It is about that time of year where we start to wind down the old and prepare for the new. So with retrospectives on my mind I thought it might be interesting to take a look at the United States Patent and Trademark Office Annual Report for 2009. The Patent Office adheres to a slightly different “year” than most of the rest of us, so year end results for the Patent Office coincide with Fiscal Year 2009, which ended on September 30, 2009. In looking at the FY 2009 information the first thing that jumped out at me was the fact that design patent applications were down for 2009 compared with 2008. This came as quite a surprise, and was even a little shocking. Last year, on Monday, September 22, 2008, the United States Court of Appeals for the Federal Circuit decided the much anticipated design patent case – Egyptian Goddess v. Swisa. This decision is quite important because it changed the law applicable to design patent infringement in a way that has made design patents much stronger than they have ever been in the past. In Egyptian Goddess, the Federal Circuit did away with the point of novelty test, set the new design patent infringement test as the “ordinary observer” test, which basically means if the infringers device looks like the illustration in the design patent there is infringement. With that being the case everyone should be filing design patents. So what is going on?
Many throughout the popular press have been writing that the recession is to blame for patent filings being down, which is really complete and utter nonsense. The overall patent application filings were not off by very much at all compared with 2008, and in the first quarter of calendar year 2009 the Patent Office had an overall allowance rate of just 42%, which is abysmal to say the least. In recessions patent filings typically are not impacted, and this recession would not have been any exception had the Patent Office actually be interested in granting patents early in the year. Starting in about March 2009 a different philosophy grabbed hold, which seems to have accelerated significantly with David Kappos becoming the USPTO Director. The Patent Office now seems to be granting patents once again, and Kappos says he is interested in clearing out the backlog and getting assets into the hands of individuals and businesses in order to drive economic development. So don’t believe the recession had any impact on any of this. It is far more complicated than that, and in fact the recession likely played no role or contributed to applications not be off as much as they could have been.
Below is a graph showing the number of design patent applications filed in the United States from 1989 through 2009. For those interested in the raw numbers, see the data used for this chart. You will notice that during fiscal year 2008 the number of design patent applications peaked at 28,217 design patent applications filed. During fiscal year 2009 there were only 25,581 design patent applications filed, for a decline of about 9.4%.
In my opinion, the net effect of the Federal Circuit ruling in Egyptian Goddess cannot be overstated. While it is true that over the years design patents have been much maligned as the awkward step-sister of utility patents, they are easy to get, quick to issue (comparatively). Historically they had been weak in terms of strength, but that all changed with the Federal Circuit’s decision in Egyptian Goddess.
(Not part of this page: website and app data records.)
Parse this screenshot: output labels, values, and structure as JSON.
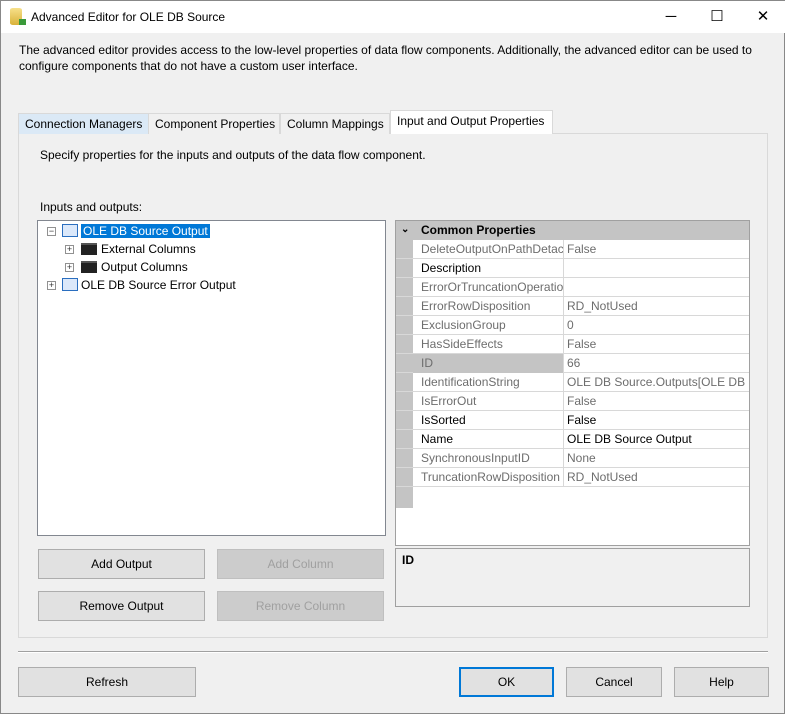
{
  "window": {
    "title": "Advanced Editor for OLE DB Source",
    "minimize": "─",
    "maximize": "☐",
    "close": "✕"
  },
  "description": "The advanced editor provides access to the low-level properties of data flow components. Additionally, the advanced editor can be used to configure components that do not have a custom user interface.",
  "tabs": [
    "Connection Managers",
    "Component Properties",
    "Column Mappings",
    "Input and Output Properties"
  ],
  "panel": {
    "instruction": "Specify properties for the inputs and outputs of the data flow component.",
    "tree_label": "Inputs and outputs:"
  },
  "tree": {
    "output": "OLE DB Source Output",
    "external": "External Columns",
    "outcols": "Output Columns",
    "error": "OLE DB Source Error Output"
  },
  "grid": {
    "category": "Common Properties",
    "rows": [
      {
        "name": "DeleteOutputOnPathDetac",
        "value": "False"
      },
      {
        "name": "Description",
        "value": ""
      },
      {
        "name": "ErrorOrTruncationOperatio",
        "value": ""
      },
      {
        "name": "ErrorRowDisposition",
        "value": "RD_NotUsed"
      },
      {
        "name": "ExclusionGroup",
        "value": "0"
      },
      {
        "name": "HasSideEffects",
        "value": "False"
      },
      {
        "name": "ID",
        "value": "66"
      },
      {
        "name": "IdentificationString",
        "value": "OLE DB Source.Outputs[OLE DB Source Output]"
      },
      {
        "name": "IsErrorOut",
        "value": "False"
      },
      {
        "name": "IsSorted",
        "value": "False"
      },
      {
        "name": "Name",
        "value": "OLE DB Source Output"
      },
      {
        "name": "SynchronousInputID",
        "value": "None"
      },
      {
        "name": "TruncationRowDisposition",
        "value": "RD_NotUsed"
      }
    ]
  },
  "help": {
    "title": "ID"
  },
  "buttons": {
    "add_output": "Add Output",
    "add_column": "Add Column",
    "remove_output": "Remove Output",
    "remove_column": "Remove Column",
    "refresh": "Refresh",
    "ok": "OK",
    "cancel": "Cancel",
    "help": "Help"
  }
}
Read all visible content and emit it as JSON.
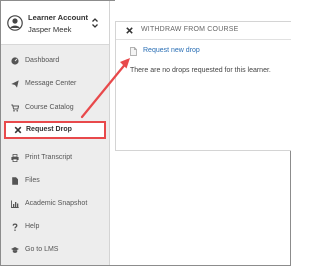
{
  "account": {
    "title": "Learner Account",
    "user": "Jasper Meek"
  },
  "sidebar": {
    "items": [
      {
        "label": "Dashboard",
        "icon": "dashboard-icon"
      },
      {
        "label": "Message Center",
        "icon": "send-icon"
      },
      {
        "label": "Course Catalog",
        "icon": "cart-icon"
      },
      {
        "label": "Request Drop",
        "icon": "close-icon",
        "active": true
      },
      {
        "label": "Print Transcript",
        "icon": "print-icon"
      },
      {
        "label": "Files",
        "icon": "file-icon"
      },
      {
        "label": "Academic Snapshot",
        "icon": "bar-chart-icon"
      },
      {
        "label": "Help",
        "icon": "question-icon"
      },
      {
        "label": "Go to LMS",
        "icon": "graduation-cap-icon"
      }
    ]
  },
  "panel": {
    "title": "WITHDRAW FROM COURSE",
    "link_label": "Request new drop",
    "empty_message": "There are no drops requested for this learner."
  },
  "colors": {
    "highlight": "#e8494b",
    "link": "#2a6fb5",
    "sidebar_bg": "#ededed"
  }
}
The reason design patents have gained so much in terms of strength is that it is now much easier to prove design patent infringement and harder to invalidate the single claim in a design patent, which essentially is nothing more than “see the picture.” Given the low cost of filing, prosecuting and achieiving design patents and what is an extremely pro-patent decision, design patents must become an important part of any patent portfolio. Of course, the more you have the better. Somethings never change in that respect I suppose.
So as to not get carried away, allow me to point out that design patents only protect the way a particular invention looks. The protection offered is said to be for an “ornamental design,” which means the focus is on the outside, not what is under the hood (so to speak). Utility patents are still and always will be stronger than design patents because a utility patent protects functionality. If you have a utility patent you can prevent others from making, using, selling, offering for sale or importing into the United States products that are the same in terms of structure and function, but look different. With design patent you cannot prevent someone from making something that does the same or similar thing but looks different. So design patents are not as strong as utility patents, that is for sure, but design patents can be obtained in as little as 7 months, compared with upwards of 3 years for utility patents.
Whenever possible I encourage the clients I work with to consider design patents. My approach to intellectual property, and patents in particular, is to have overlapping protections. A single patent is good, but a web of protection that ties together patents, copyrights, trademarks and trade secrets is better, and it is even better if you have both design patents and utility patents. I have seen situations prior to the new found strength of design patents when an individual had multiple design patents, turning what would otherwise be weak protection into strong protection because of sheer quantity.
Today, moving forward, inventors should be asking themselves not only about utility patents, but also about whether filing a design patent or two would also be helpful. If you are trying to move forward in a responsible business manner and looking for partners, investors or just trying to get some financial support from family or friends, having a patent can be quite important. I think in many situations a good strategy is to file a provisional patent application, follow it up with a nonprovisional patent application within 12 months, and at some point in the process, likely sooner rather than later, file a design patent application or two. The design patents will issue relatively quickly, allow you to say that your invention is “patented,” which could come with some marketing benefit. Little by little it also starts to lay the foundation for a portfolio, which will be most helpful if your invention starts to pay off.